Every record below is to be restated word for word.

** Given data follows **

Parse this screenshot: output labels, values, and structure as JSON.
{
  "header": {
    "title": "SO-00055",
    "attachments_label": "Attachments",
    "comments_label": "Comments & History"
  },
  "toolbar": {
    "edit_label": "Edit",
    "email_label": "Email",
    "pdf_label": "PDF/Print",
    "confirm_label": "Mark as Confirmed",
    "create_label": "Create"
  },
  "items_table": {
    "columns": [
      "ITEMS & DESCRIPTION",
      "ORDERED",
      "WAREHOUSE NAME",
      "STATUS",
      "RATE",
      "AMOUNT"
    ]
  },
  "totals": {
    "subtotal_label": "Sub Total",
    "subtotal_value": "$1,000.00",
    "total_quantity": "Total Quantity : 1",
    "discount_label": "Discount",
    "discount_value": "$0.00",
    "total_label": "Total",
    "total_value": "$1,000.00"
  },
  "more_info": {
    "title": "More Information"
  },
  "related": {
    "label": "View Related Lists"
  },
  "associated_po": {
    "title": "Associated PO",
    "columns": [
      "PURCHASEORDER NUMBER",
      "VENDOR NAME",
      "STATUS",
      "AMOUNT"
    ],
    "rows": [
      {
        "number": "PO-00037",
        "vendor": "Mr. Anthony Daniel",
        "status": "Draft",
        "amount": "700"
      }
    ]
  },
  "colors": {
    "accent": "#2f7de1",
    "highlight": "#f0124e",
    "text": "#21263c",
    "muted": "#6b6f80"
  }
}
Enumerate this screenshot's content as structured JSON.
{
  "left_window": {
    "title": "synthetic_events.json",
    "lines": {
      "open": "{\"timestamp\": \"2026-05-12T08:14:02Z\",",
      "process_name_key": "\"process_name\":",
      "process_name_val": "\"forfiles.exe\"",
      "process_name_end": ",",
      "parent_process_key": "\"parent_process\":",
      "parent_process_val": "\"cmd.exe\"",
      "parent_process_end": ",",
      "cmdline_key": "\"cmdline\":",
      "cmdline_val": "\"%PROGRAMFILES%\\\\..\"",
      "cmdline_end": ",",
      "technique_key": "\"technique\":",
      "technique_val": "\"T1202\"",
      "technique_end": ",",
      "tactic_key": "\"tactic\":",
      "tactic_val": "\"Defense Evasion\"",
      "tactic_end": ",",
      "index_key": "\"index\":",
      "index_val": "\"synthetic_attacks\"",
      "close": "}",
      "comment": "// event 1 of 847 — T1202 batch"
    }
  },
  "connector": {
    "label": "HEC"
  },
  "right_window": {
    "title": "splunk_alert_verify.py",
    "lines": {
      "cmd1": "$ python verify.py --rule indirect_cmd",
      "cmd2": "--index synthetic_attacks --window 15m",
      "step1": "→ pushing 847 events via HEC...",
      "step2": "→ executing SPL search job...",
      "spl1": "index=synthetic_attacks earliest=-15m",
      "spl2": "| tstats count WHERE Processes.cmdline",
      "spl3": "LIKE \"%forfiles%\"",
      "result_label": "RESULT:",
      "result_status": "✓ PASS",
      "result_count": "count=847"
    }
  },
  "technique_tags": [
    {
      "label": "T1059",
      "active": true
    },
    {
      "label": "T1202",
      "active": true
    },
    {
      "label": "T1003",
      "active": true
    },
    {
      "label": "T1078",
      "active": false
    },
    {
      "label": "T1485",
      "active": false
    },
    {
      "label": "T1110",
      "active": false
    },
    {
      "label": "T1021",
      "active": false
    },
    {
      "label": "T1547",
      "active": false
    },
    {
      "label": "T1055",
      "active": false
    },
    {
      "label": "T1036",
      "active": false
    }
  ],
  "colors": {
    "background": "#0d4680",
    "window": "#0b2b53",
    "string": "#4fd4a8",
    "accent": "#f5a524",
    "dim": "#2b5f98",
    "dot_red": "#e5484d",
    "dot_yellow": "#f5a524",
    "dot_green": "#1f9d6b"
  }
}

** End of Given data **

Task result:
Parse this screenshot: output labels, values, and structure as JSON.
{
  "header": {
    "title": "SO-00055",
    "attachments_label": "Attachments",
    "comments_label": "Comments & History"
  },
  "toolbar": {
    "edit_label": "Edit",
    "email_label": "Email",
    "pdf_label": "PDF/Print",
    "confirm_label": "Mark as Confirmed",
    "create_label": "Create"
  },
  "items_table": {
    "columns": [
      "ITEMS & DESCRIPTION",
      "ORDERED",
      "WAREHOUSE NAME",
      "STATUS",
      "RATE",
      "AMOUNT"
    ]
  },
  "totals": {
    "subtotal_label": "Sub Total",
    "subtotal_value": "$1,000.00",
    "total_quantity": "Total Quantity : 1",
    "discount_label": "Discount",
    "discount_value": "$0.00",
    "total_label": "Total",
    "total_value": "$1,000.00"
  },
  "more_info": {
    "title": "More Information"
  },
  "related": {
    "label": "View Related Lists"
  },
  "associated_po": {
    "title": "Associated PO",
    "columns": [
      "PURCHASEORDER NUMBER",
      "VENDOR NAME",
      "STATUS",
      "AMOUNT"
    ],
    "rows": [
      {
        "number": "PO-00037",
        "vendor": "Mr. Anthony Daniel",
        "status": "Draft",
        "amount": "700"
      }
    ]
  },
  "colors": {
    "accent": "#2f7de1",
    "highlight": "#f0124e",
    "text": "#21263c",
    "muted": "#6b6f80"
  }
}
Enumerate this screenshot's content as structured JSON.
{
  "left_window": {
    "title": "synthetic_events.json",
    "lines": {
      "open": "{\"timestamp\": \"2026-05-12T08:14:02Z\",",
      "process_name_key": "\"process_name\":",
      "process_name_val": "\"forfiles.exe\"",
      "process_name_end": ",",
      "parent_process_key": "\"parent_process\":",
      "parent_process_val": "\"cmd.exe\"",
      "parent_process_end": ",",
      "cmdline_key": "\"cmdline\":",
      "cmdline_val": "\"%PROGRAMFILES%\\\\..\"",
      "cmdline_end": ",",
      "technique_key": "\"technique\":",
      "technique_val": "\"T1202\"",
      "technique_end": ",",
      "tactic_key": "\"tactic\":",
      "tactic_val": "\"Defense Evasion\"",
      "tactic_end": ",",
      "index_key": "\"index\":",
      "index_val": "\"synthetic_attacks\"",
      "close": "}",
      "comment": "// event 1 of 847 — T1202 batch"
    }
  },
  "connector": {
    "label": "HEC"
  },
  "right_window": {
    "title": "splunk_alert_verify.py",
    "lines": {
      "cmd1": "$ python verify.py --rule indirect_cmd",
      "cmd2": "--index synthetic_attacks --window 15m",
      "step1": "→ pushing 847 events via HEC...",
      "step2": "→ executing SPL search job...",
      "spl1": "index=synthetic_attacks earliest=-15m",
      "spl2": "| tstats count WHERE Processes.cmdline",
      "spl3": "LIKE \"%forfiles%\"",
      "result_label": "RESULT:",
      "result_status": "✓ PASS",
      "result_count": "count=847"
    }
  },
  "technique_tags": [
    {
      "label": "T1059",
      "active": true
    },
    {
      "label": "T1202",
      "active": true
    },
    {
      "label": "T1003",
      "active": true
    },
    {
      "label": "T1078",
      "active": false
    },
    {
      "label": "T1485",
      "active": false
    },
    {
      "label": "T1110",
      "active": false
    },
    {
      "label": "T1021",
      "active": false
    },
    {
      "label": "T1547",
      "active": false
    },
    {
      "label": "T1055",
      "active": false
    },
    {
      "label": "T1036",
      "active": false
    }
  ],
  "colors": {
    "background": "#0d4680",
    "window": "#0b2b53",
    "string": "#4fd4a8",
    "accent": "#f5a524",
    "dim": "#2b5f98",
    "dot_red": "#e5484d",
    "dot_yellow": "#f5a524",
    "dot_green": "#1f9d6b"
  }
}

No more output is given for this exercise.